Repeat the records exactly, minus the pictures.

* **Materials provided**:

<<<<

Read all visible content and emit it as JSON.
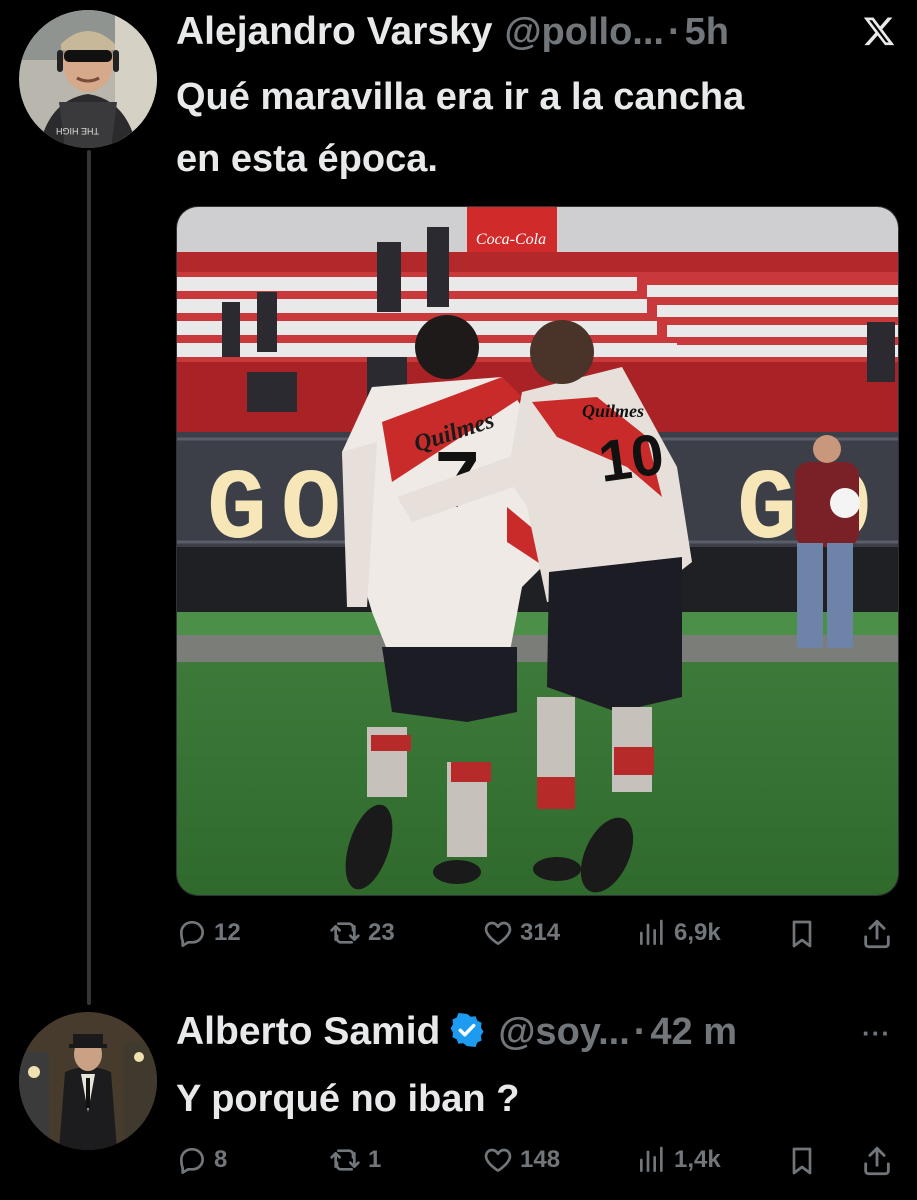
{
  "tweet1": {
    "author_name": "Alejandro Varsky",
    "handle": "@pollo...",
    "separator": "·",
    "time": "5h",
    "text_line1": "Qué maravilla era ir a la cancha",
    "text_line2": "en esta época.",
    "image": {
      "stand_sign": "Coca-Cola",
      "scoreboard_left": "GO",
      "scoreboard_right": "GO",
      "jersey_left_sponsor": "Quilmes",
      "jersey_left_number": "7",
      "jersey_right_sponsor": "Quilmes",
      "jersey_right_number": "10"
    },
    "actions": {
      "replies": "12",
      "reposts": "23",
      "likes": "314",
      "views": "6,9k"
    }
  },
  "tweet2": {
    "author_name": "Alberto Samid",
    "handle": "@soy...",
    "separator": "·",
    "time": "42 m",
    "text": "Y porqué no iban ?",
    "actions": {
      "replies": "8",
      "reposts": "1",
      "likes": "148",
      "views": "1,4k"
    }
  },
  "icons": [
    "x-logo-icon",
    "reply-icon",
    "repost-icon",
    "like-icon",
    "views-icon",
    "bookmark-icon",
    "share-icon",
    "verified-badge-icon",
    "more-icon"
  ],
  "colors": {
    "background": "#000000",
    "text": "#e7e9ea",
    "muted": "#71767b",
    "verified": "#1d9bf0"
  }
}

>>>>

* **Exercise result**:
Read all visible content and emit it as JSON.
{
  "tweet1": {
    "author_name": "Alejandro Varsky",
    "handle": "@pollo...",
    "separator": "·",
    "time": "5h",
    "text_line1": "Qué maravilla era ir a la cancha",
    "text_line2": "en esta época.",
    "image": {
      "stand_sign": "Coca-Cola",
      "scoreboard_left": "GO",
      "scoreboard_right": "GO",
      "jersey_left_sponsor": "Quilmes",
      "jersey_left_number": "7",
      "jersey_right_sponsor": "Quilmes",
      "jersey_right_number": "10"
    },
    "actions": {
      "replies": "12",
      "reposts": "23",
      "likes": "314",
      "views": "6,9k"
    }
  },
  "tweet2": {
    "author_name": "Alberto Samid",
    "handle": "@soy...",
    "separator": "·",
    "time": "42 m",
    "text": "Y porqué no iban ?",
    "actions": {
      "replies": "8",
      "reposts": "1",
      "likes": "148",
      "views": "1,4k"
    }
  },
  "icons": [
    "x-logo-icon",
    "reply-icon",
    "repost-icon",
    "like-icon",
    "views-icon",
    "bookmark-icon",
    "share-icon",
    "verified-badge-icon",
    "more-icon"
  ],
  "colors": {
    "background": "#000000",
    "text": "#e7e9ea",
    "muted": "#71767b",
    "verified": "#1d9bf0"
  }
}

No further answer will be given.